## [INSTRUCTIONS TO FOLLOW]
Filter the records below, keeping only lines with the string "crimson".

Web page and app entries

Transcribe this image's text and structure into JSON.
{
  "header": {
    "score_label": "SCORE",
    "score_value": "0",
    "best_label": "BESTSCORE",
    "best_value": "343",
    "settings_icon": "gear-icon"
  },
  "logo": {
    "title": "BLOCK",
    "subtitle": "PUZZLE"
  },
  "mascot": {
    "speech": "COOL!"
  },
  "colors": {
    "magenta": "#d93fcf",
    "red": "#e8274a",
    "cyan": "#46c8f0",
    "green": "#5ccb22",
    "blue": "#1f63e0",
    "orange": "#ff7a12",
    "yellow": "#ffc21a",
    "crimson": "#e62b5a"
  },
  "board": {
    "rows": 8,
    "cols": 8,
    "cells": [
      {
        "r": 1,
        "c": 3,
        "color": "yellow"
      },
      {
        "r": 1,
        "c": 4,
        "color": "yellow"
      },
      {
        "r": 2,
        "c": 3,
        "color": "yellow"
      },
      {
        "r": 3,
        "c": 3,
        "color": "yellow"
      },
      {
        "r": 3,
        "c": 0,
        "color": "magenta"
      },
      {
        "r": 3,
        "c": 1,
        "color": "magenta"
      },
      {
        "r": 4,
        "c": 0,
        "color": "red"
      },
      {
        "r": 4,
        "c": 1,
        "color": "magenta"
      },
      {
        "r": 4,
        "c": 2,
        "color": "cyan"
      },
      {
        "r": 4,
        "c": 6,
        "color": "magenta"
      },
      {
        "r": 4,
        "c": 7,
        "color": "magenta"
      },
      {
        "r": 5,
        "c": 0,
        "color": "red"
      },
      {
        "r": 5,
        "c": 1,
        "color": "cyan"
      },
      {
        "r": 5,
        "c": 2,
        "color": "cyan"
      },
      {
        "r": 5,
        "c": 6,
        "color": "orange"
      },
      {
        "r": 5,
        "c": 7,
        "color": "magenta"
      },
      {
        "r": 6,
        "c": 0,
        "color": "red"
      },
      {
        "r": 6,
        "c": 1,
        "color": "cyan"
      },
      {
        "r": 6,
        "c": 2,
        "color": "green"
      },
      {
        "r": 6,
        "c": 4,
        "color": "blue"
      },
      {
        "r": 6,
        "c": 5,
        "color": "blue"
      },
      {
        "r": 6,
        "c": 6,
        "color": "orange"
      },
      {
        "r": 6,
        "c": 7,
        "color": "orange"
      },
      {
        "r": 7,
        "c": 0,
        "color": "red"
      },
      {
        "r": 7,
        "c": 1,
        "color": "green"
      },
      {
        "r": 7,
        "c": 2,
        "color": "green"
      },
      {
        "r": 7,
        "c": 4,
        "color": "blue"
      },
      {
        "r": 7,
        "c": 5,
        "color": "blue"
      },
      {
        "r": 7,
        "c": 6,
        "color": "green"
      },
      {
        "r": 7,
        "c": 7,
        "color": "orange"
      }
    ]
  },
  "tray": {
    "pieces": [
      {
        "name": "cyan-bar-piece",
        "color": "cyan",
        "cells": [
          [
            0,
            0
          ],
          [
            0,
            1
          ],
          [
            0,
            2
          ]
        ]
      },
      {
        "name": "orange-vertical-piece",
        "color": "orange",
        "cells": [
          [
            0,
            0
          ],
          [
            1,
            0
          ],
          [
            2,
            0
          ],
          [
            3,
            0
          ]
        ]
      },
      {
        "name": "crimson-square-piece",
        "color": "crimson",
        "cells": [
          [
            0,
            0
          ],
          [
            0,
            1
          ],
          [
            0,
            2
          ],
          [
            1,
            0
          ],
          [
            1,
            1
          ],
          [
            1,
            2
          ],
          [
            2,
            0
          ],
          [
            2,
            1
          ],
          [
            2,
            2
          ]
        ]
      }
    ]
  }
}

## [YOUR RESPONSE]
    "crimson": "#e62b5a"
        "name": "crimson-square-piece",
        "color": "crimson",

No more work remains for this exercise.